───── Material to process ─────

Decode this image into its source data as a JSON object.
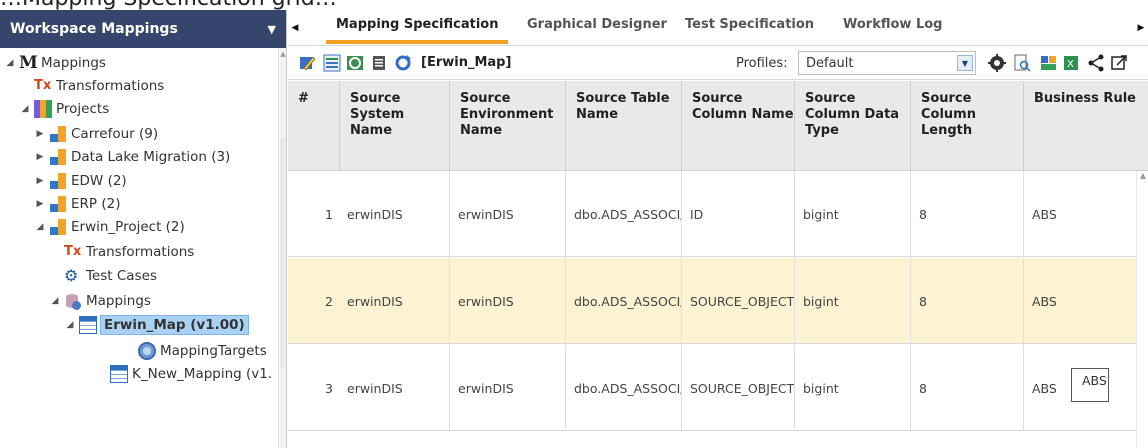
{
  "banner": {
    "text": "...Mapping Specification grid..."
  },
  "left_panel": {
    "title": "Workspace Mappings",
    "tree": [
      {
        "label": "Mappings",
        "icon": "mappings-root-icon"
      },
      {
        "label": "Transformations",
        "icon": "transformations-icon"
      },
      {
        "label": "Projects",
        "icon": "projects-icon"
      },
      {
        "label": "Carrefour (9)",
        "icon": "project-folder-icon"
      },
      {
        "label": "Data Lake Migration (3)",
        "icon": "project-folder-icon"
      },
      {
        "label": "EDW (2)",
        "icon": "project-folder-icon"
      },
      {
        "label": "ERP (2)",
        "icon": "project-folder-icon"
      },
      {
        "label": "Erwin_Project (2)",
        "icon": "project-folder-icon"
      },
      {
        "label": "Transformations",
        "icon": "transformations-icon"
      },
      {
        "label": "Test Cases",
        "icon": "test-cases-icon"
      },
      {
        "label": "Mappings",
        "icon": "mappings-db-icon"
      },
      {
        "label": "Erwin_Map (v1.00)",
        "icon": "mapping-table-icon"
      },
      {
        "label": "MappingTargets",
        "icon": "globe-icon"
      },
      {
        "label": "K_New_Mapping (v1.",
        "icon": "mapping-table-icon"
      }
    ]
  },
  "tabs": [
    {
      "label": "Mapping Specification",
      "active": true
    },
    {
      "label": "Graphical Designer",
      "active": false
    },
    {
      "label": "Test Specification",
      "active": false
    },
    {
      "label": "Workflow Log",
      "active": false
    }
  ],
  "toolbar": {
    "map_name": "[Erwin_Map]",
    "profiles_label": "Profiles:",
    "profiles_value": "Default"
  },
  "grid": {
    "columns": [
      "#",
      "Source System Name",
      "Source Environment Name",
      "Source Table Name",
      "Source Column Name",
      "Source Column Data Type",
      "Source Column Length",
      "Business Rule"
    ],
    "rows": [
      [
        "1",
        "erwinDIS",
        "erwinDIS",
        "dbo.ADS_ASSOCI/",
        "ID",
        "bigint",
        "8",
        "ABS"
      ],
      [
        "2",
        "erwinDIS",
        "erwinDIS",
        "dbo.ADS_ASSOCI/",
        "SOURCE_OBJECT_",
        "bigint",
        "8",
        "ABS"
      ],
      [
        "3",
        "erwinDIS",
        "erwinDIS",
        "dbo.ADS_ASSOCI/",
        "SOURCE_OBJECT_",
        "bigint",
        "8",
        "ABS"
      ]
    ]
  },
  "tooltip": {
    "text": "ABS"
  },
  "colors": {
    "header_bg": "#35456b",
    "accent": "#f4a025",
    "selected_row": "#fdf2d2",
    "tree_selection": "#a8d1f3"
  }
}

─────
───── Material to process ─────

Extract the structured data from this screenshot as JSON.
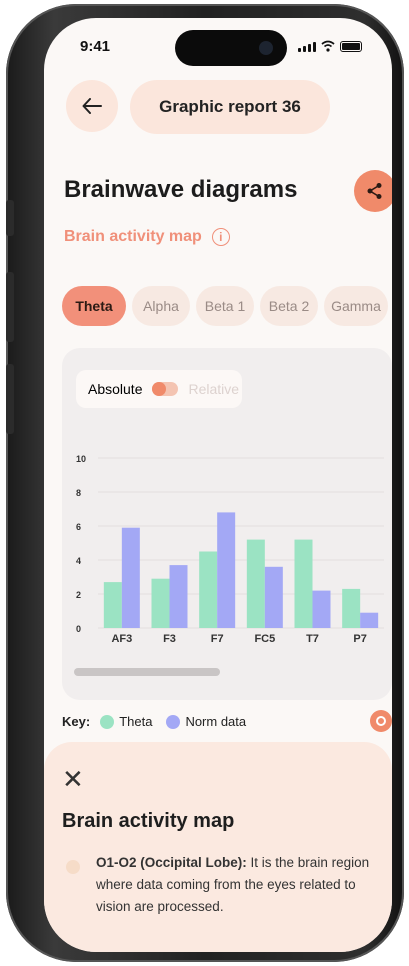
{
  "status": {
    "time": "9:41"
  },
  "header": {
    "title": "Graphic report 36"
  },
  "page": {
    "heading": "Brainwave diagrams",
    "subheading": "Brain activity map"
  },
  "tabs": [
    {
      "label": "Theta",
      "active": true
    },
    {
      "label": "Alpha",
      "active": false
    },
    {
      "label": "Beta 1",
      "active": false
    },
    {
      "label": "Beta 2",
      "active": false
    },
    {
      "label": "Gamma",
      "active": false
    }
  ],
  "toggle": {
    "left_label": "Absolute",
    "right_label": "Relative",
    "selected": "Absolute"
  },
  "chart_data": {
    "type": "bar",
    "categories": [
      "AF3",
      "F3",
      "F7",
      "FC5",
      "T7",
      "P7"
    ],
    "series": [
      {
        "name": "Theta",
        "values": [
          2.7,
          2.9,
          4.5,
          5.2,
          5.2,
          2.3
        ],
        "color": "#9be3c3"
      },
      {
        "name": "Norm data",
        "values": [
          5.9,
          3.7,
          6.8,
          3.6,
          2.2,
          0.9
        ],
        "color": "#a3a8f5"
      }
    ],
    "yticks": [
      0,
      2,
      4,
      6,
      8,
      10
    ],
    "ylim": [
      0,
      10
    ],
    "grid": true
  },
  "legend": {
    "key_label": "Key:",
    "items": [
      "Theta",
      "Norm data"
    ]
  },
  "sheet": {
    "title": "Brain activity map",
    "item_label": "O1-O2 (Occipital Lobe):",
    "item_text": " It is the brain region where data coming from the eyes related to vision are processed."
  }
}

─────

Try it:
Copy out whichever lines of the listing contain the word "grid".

Result of the task:
    "text": "...Mapping Specification grid..."
  "grid": {
    "grid": true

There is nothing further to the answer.